[TASK INPUT]
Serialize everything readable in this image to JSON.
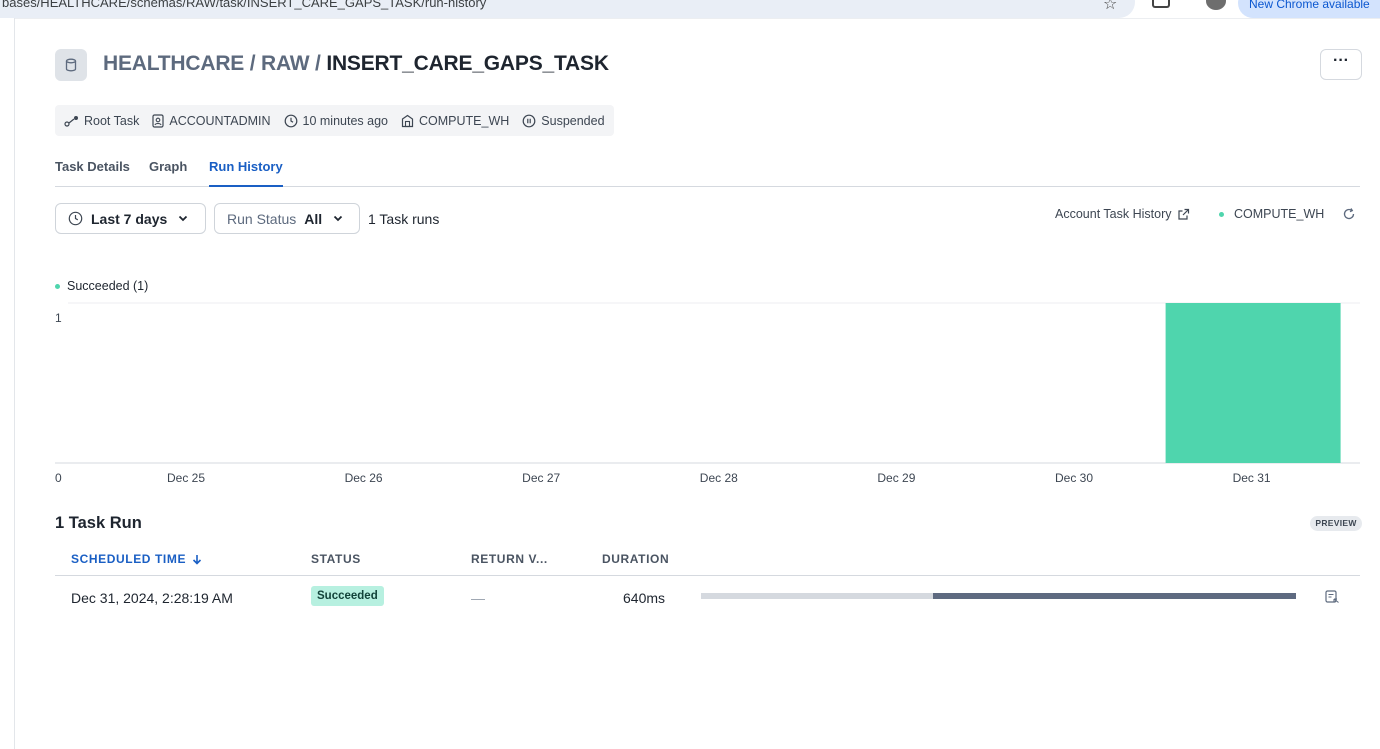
{
  "browser": {
    "url": "bases/HEALTHCARE/schemas/RAW/task/INSERT_CARE_GAPS_TASK/run-history",
    "notice": "New Chrome available"
  },
  "header": {
    "breadcrumb_db": "HEALTHCARE",
    "breadcrumb_sep1": " / ",
    "breadcrumb_schema": "RAW",
    "breadcrumb_sep2": " / ",
    "task_name": "INSERT_CARE_GAPS_TASK",
    "more_label": "···"
  },
  "meta": {
    "task_type": "Root Task",
    "owner": "ACCOUNTADMIN",
    "updated": "10 minutes ago",
    "warehouse": "COMPUTE_WH",
    "state": "Suspended"
  },
  "tabs": [
    {
      "label": "Task Details",
      "active": false
    },
    {
      "label": "Graph",
      "active": false
    },
    {
      "label": "Run History",
      "active": true
    }
  ],
  "filters": {
    "range_label": "Last 7 days",
    "status_label": "Run Status",
    "status_value": "All",
    "runs_count": "1 Task runs"
  },
  "toolbar_right": {
    "account_history": "Account Task History",
    "warehouse": "COMPUTE_WH"
  },
  "chart_data": {
    "type": "bar",
    "categories": [
      "Dec 25",
      "Dec 26",
      "Dec 27",
      "Dec 28",
      "Dec 29",
      "Dec 30",
      "Dec 31"
    ],
    "series": [
      {
        "name": "Succeeded (1)",
        "values": [
          0,
          0,
          0,
          0,
          0,
          0,
          1
        ]
      }
    ],
    "legend": [
      "Succeeded (1)"
    ],
    "y_ticks": [
      "0",
      "1"
    ],
    "ylim": [
      0,
      1
    ],
    "colors": {
      "succeeded": "#4fd5ad"
    },
    "grid": false,
    "legend_position": "top-left"
  },
  "runs_table": {
    "heading": "1 Task Run",
    "badge": "PREVIEW",
    "columns": [
      "SCHEDULED TIME",
      "STATUS",
      "RETURN V...",
      "DURATION"
    ],
    "rows": [
      {
        "scheduled_time": "Dec 31, 2024, 2:28:19 AM",
        "status": "Succeeded",
        "return_value": "—",
        "duration": "640ms",
        "timeline_queued_fraction": 0.39,
        "timeline_run_fraction": 0.61
      }
    ]
  }
}
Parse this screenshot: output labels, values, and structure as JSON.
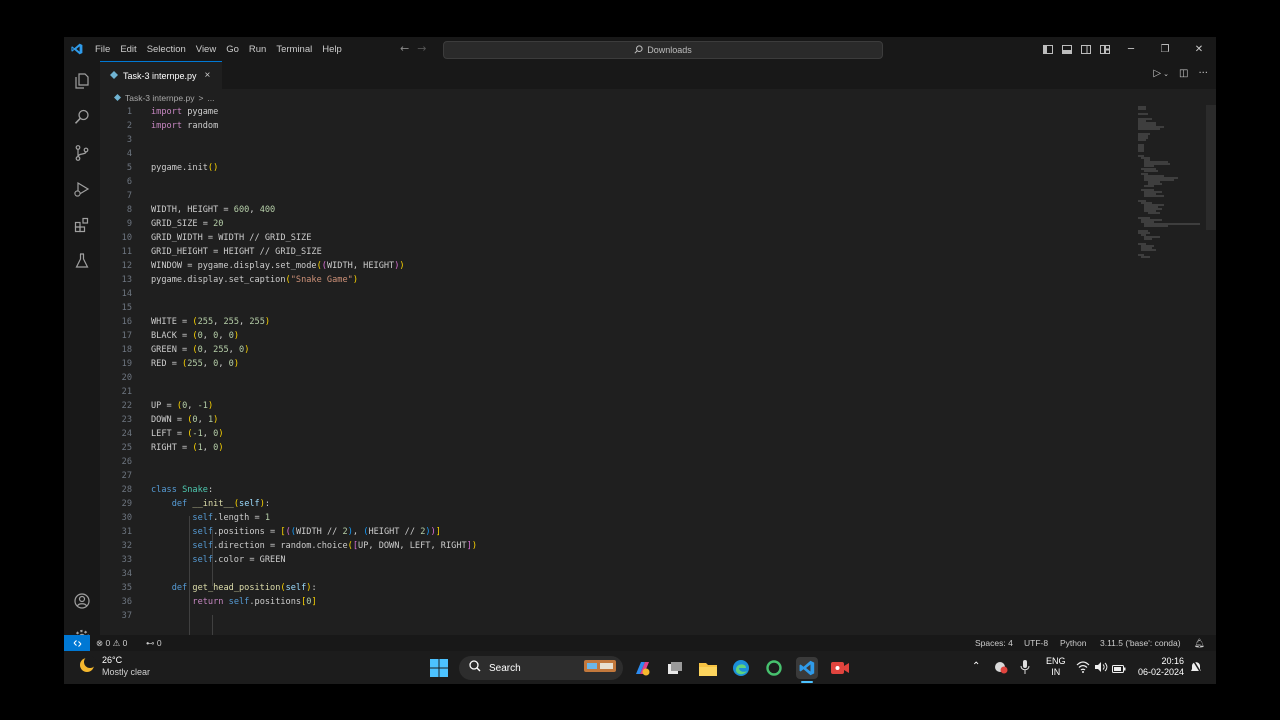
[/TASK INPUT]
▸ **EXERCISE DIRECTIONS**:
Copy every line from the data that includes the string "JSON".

▸ **REPLY**:
Serialize everything readable in this image to JSON.
Parse this screenshot: output labels, values, and structure as JSON.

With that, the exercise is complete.